The Sony World Photography Awards is open for entries, are you in?!

The Sony World Photography Awards has four competitions:

  • Professional¬†–¬†Recognising outstanding bodies of work‚Äč (closes January 11,¬†2019 – 1300 GMT)
  • Open¬†– Rewarding the world‚Äôs best single images¬†‚Äč(closes¬†January 4,¬†2019 – 1300 GMT)
  • Youth¬†– Best single images by photographers aged 12-19 (closes January 4,¬†2019 – 1300 GMT)
  • Student¬†– For photography students worldwide (closes¬†November 30,¬†2018 – 1300 GMT)

Best of luck everyone!!!



Zeiss Photography Award

Hey everyone,

Here’s another big photo contest to consider. Good Luck! Zeiss Photography Award

“The ZEISS Photography Award “Seeing Beyond” is an international photography contest, launched in collaboration with ZEISS in 2016.¬†The contest offers professional photographers and ambitious amateurs the opportunity to showcase their talent to a distinguished jury and global audience.¬†The Award is jointly organized by ZEISS and the World Photography Organisation. Last year, a total of 87,593 images by 11,921 photographers from 146 countries and territories were submitted..”

https://www.worldphoto.org/zeiss-photography-award



Kodak Moments Exhibition

The Gurushots’ “Kodak Moments” exhibition will be held at the Usagi Art Gallery in New York. Opening night will be on Sept. 14, 2014.

Whilst I didn’t make the cut for the print exhibition, I did make it into the Digital Display section.

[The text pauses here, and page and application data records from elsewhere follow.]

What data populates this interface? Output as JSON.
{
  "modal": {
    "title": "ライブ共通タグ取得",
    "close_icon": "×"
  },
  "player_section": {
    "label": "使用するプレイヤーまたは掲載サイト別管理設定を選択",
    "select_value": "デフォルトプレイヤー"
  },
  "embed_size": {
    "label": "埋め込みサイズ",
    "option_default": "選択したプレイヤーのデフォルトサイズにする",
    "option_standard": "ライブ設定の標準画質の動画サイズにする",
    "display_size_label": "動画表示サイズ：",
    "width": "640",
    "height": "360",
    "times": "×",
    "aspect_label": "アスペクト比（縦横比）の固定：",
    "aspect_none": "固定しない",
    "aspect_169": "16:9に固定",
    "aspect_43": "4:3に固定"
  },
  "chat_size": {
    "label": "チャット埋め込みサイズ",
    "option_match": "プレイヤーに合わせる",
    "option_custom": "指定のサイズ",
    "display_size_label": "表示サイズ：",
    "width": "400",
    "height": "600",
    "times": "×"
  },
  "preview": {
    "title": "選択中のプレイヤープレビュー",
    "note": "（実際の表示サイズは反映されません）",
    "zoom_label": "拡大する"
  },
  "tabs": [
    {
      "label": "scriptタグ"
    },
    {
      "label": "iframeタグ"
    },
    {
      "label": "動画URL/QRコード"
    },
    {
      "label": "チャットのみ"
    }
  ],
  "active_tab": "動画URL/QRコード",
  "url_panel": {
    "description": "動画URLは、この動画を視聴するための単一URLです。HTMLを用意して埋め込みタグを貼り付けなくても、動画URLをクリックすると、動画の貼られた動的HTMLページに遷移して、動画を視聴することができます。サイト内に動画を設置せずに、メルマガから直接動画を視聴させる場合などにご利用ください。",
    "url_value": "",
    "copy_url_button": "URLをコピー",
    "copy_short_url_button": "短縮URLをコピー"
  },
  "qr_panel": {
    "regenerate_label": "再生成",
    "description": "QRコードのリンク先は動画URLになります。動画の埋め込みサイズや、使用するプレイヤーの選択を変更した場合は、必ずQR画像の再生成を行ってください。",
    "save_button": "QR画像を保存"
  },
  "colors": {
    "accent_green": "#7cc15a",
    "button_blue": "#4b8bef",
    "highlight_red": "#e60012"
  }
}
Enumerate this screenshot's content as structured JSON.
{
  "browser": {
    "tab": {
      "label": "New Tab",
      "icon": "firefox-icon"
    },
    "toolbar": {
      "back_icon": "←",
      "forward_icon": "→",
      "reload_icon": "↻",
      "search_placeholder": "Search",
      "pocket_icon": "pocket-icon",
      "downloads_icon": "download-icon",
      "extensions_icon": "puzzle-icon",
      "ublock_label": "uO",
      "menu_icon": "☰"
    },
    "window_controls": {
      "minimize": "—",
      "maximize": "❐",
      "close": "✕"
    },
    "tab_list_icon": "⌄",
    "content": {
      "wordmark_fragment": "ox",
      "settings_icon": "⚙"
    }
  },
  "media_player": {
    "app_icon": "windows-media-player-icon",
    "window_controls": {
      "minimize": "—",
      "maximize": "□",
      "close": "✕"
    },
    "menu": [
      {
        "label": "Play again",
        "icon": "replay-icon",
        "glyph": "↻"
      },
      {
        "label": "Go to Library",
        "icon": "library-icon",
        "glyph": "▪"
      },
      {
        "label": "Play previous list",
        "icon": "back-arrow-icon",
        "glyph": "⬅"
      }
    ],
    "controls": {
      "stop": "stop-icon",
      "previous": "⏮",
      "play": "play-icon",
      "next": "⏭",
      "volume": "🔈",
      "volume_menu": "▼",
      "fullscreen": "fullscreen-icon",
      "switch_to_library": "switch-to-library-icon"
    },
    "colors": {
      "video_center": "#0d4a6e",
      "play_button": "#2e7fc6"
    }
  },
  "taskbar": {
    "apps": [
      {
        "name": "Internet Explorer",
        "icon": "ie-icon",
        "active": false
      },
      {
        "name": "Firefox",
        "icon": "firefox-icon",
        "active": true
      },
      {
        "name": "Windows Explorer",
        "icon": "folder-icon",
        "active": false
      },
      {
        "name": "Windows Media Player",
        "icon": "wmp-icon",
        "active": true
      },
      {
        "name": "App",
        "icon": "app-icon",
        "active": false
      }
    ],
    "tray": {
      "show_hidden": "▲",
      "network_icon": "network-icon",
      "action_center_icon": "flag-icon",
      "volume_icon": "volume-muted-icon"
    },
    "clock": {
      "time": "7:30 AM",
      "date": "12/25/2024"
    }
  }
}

Close but no cigar, hopefully next time.

Congrats to all the winners! https://gurushots.com/challenge/kodak-moments/winners/exhibit-digital

A squadron of T-50B fighter jets thundering downwards.